Start of THE DATA
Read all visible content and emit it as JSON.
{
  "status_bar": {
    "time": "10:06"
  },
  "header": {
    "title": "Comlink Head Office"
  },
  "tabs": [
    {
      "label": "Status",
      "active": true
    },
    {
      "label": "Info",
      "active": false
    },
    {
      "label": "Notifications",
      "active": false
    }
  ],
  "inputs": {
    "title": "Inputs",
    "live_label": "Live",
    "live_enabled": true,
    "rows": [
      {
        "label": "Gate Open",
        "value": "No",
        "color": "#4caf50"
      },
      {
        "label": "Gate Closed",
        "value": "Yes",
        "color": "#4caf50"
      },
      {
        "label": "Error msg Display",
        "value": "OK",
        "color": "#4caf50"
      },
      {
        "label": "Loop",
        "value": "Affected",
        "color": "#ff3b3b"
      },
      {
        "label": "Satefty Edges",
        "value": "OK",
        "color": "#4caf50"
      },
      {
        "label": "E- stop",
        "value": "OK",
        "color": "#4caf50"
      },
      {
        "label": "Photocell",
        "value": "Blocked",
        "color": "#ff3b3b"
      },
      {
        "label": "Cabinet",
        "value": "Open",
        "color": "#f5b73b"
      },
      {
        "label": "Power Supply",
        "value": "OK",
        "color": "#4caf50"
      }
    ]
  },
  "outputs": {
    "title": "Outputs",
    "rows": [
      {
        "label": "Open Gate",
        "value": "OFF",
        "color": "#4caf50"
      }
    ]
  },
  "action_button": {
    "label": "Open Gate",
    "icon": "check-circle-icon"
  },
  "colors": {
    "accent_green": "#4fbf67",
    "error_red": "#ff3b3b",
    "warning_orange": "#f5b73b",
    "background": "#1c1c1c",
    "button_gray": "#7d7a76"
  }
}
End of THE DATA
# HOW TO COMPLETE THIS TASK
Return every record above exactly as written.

# RESPONSE
Read all visible content and emit it as JSON.
{
  "status_bar": {
    "time": "10:06"
  },
  "header": {
    "title": "Comlink Head Office"
  },
  "tabs": [
    {
      "label": "Status",
      "active": true
    },
    {
      "label": "Info",
      "active": false
    },
    {
      "label": "Notifications",
      "active": false
    }
  ],
  "inputs": {
    "title": "Inputs",
    "live_label": "Live",
    "live_enabled": true,
    "rows": [
      {
        "label": "Gate Open",
        "value": "No",
        "color": "#4caf50"
      },
      {
        "label": "Gate Closed",
        "value": "Yes",
        "color": "#4caf50"
      },
      {
        "label": "Error msg Display",
        "value": "OK",
        "color": "#4caf50"
      },
      {
        "label": "Loop",
        "value": "Affected",
        "color": "#ff3b3b"
      },
      {
        "label": "Satefty Edges",
        "value": "OK",
        "color": "#4caf50"
      },
      {
        "label": "E- stop",
        "value": "OK",
        "color": "#4caf50"
      },
      {
        "label": "Photocell",
        "value": "Blocked",
        "color": "#ff3b3b"
      },
      {
        "label": "Cabinet",
        "value": "Open",
        "color": "#f5b73b"
      },
      {
        "label": "Power Supply",
        "value": "OK",
        "color": "#4caf50"
      }
    ]
  },
  "outputs": {
    "title": "Outputs",
    "rows": [
      {
        "label": "Open Gate",
        "value": "OFF",
        "color": "#4caf50"
      }
    ]
  },
  "action_button": {
    "label": "Open Gate",
    "icon": "check-circle-icon"
  },
  "colors": {
    "accent_green": "#4fbf67",
    "error_red": "#ff3b3b",
    "warning_orange": "#f5b73b",
    "background": "#1c1c1c",
    "button_gray": "#7d7a76"
  }
}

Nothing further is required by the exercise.